*** Opening Material provided ***

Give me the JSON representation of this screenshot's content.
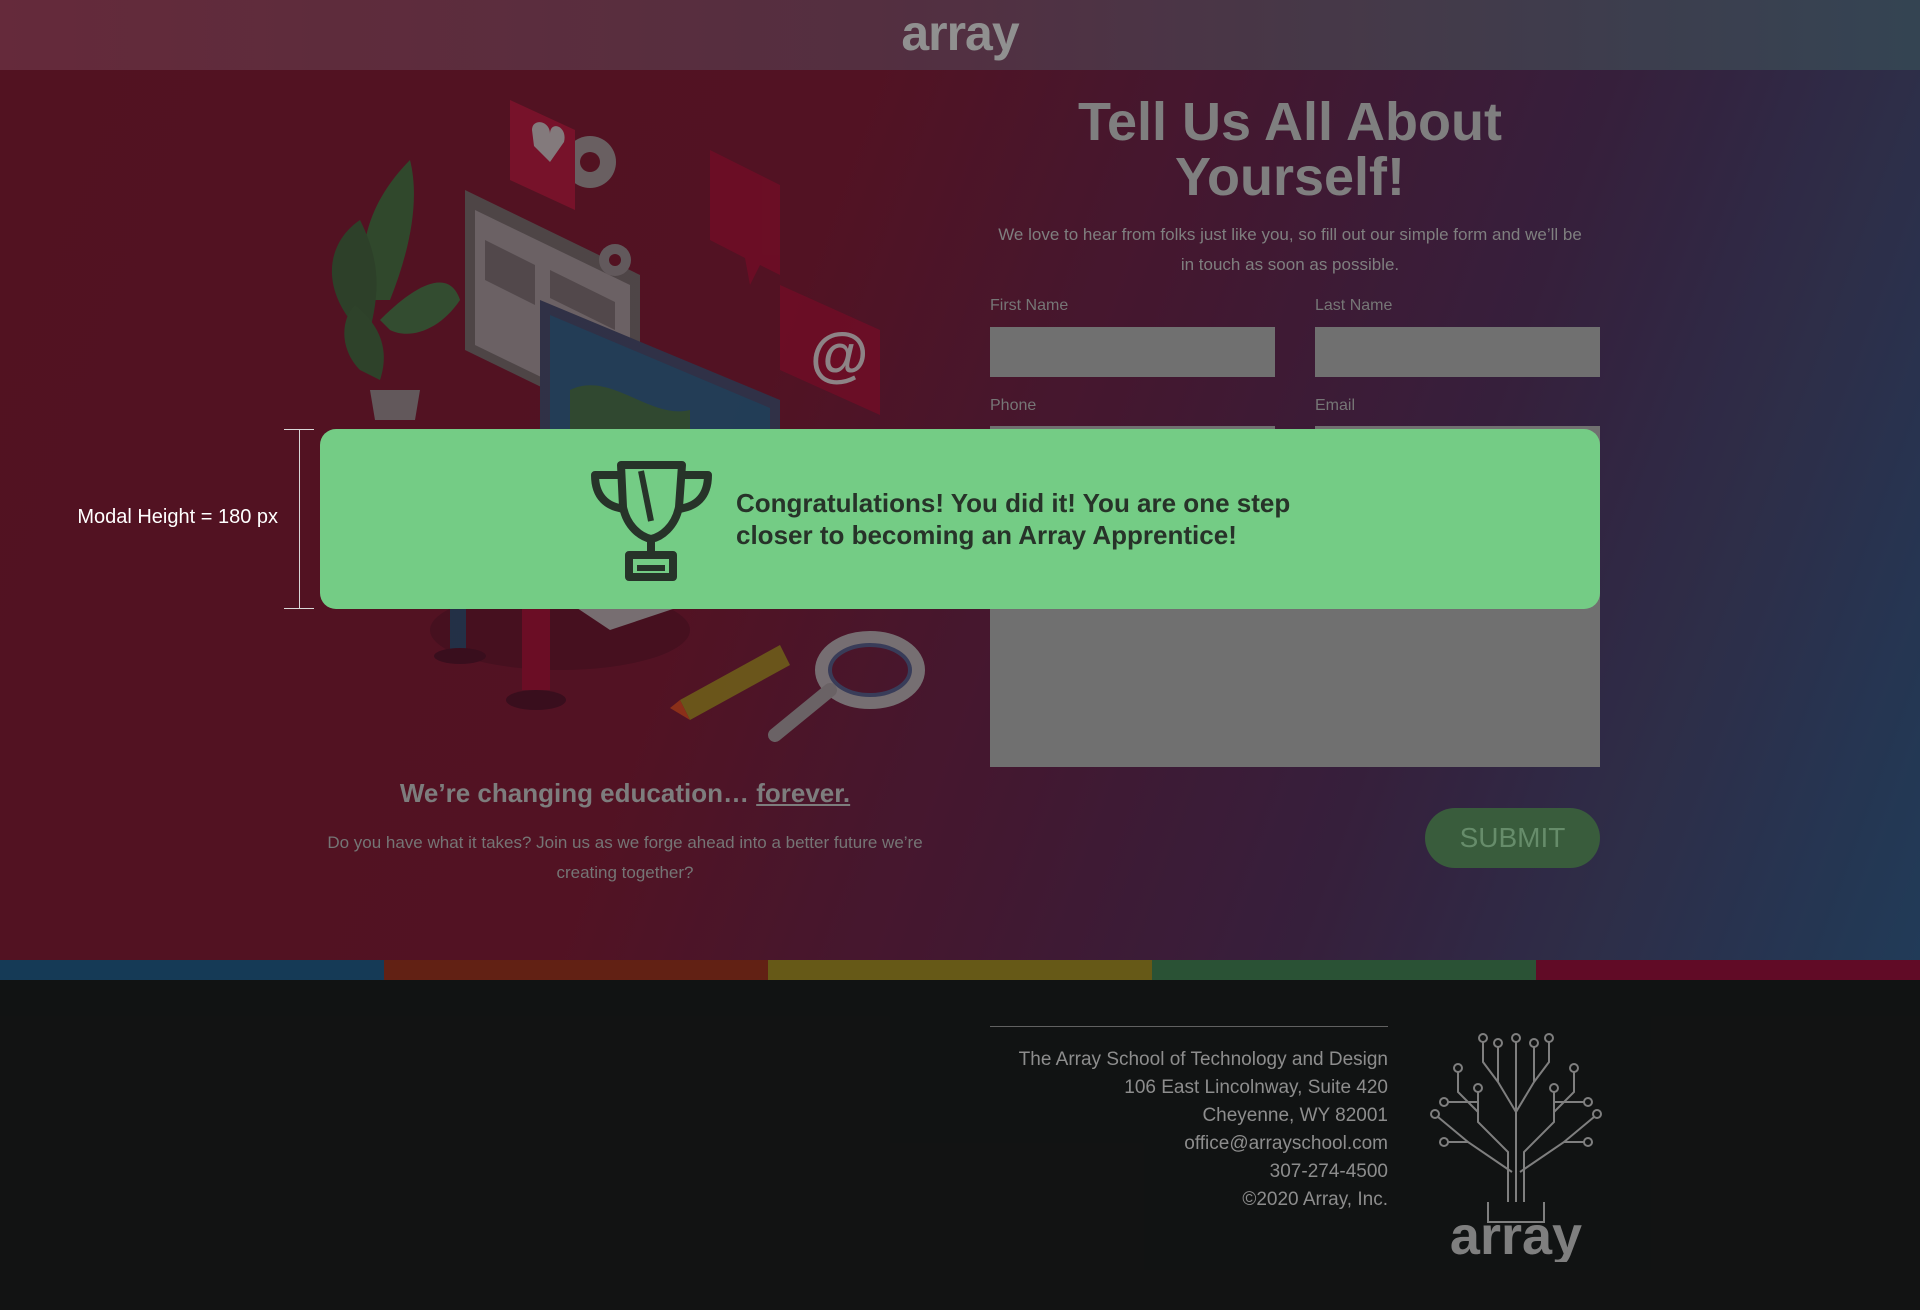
{
  "header": {
    "logo": "array"
  },
  "hero": {
    "tagline_lead": "We’re changing education…",
    "tagline_link": "forever.",
    "subtagline": "Do you have what it takes? Join us as we forge ahead into a better future we’re creating together?"
  },
  "form": {
    "title": "Tell Us All About Yourself!",
    "intro": "We love to hear from folks just like you, so fill out our simple form and we’ll be in touch as soon as possible.",
    "first_name_label": "First Name",
    "last_name_label": "Last Name",
    "phone_label": "Phone",
    "email_label": "Email",
    "submit_label": "SUBMIT"
  },
  "stripes": [
    "#173f5e",
    "#6b2416",
    "#6f6119",
    "#2e5a3a",
    "#6a0d2a"
  ],
  "footer": {
    "lines": [
      "The Array School of Technology and Design",
      "106 East Lincolnway, Suite 420",
      "Cheyenne, WY 82001",
      "office@arrayschool.com",
      "307-274-4500",
      "©2020 Array, Inc."
    ],
    "tree_logo": "array"
  },
  "modal": {
    "icon": "trophy-icon",
    "message": "Congratulations! You did it! You are one step closer to becoming an Array Apprentice!"
  },
  "annotation": {
    "label": "Modal Height = 180 px"
  },
  "colors": {
    "modal_bg": "#74cc85",
    "submit_bg": "#3e6442"
  }
}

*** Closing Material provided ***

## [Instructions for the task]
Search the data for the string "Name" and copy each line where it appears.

## [Response]
    "first_name_label": "First Name",
    "last_name_label": "Last Name",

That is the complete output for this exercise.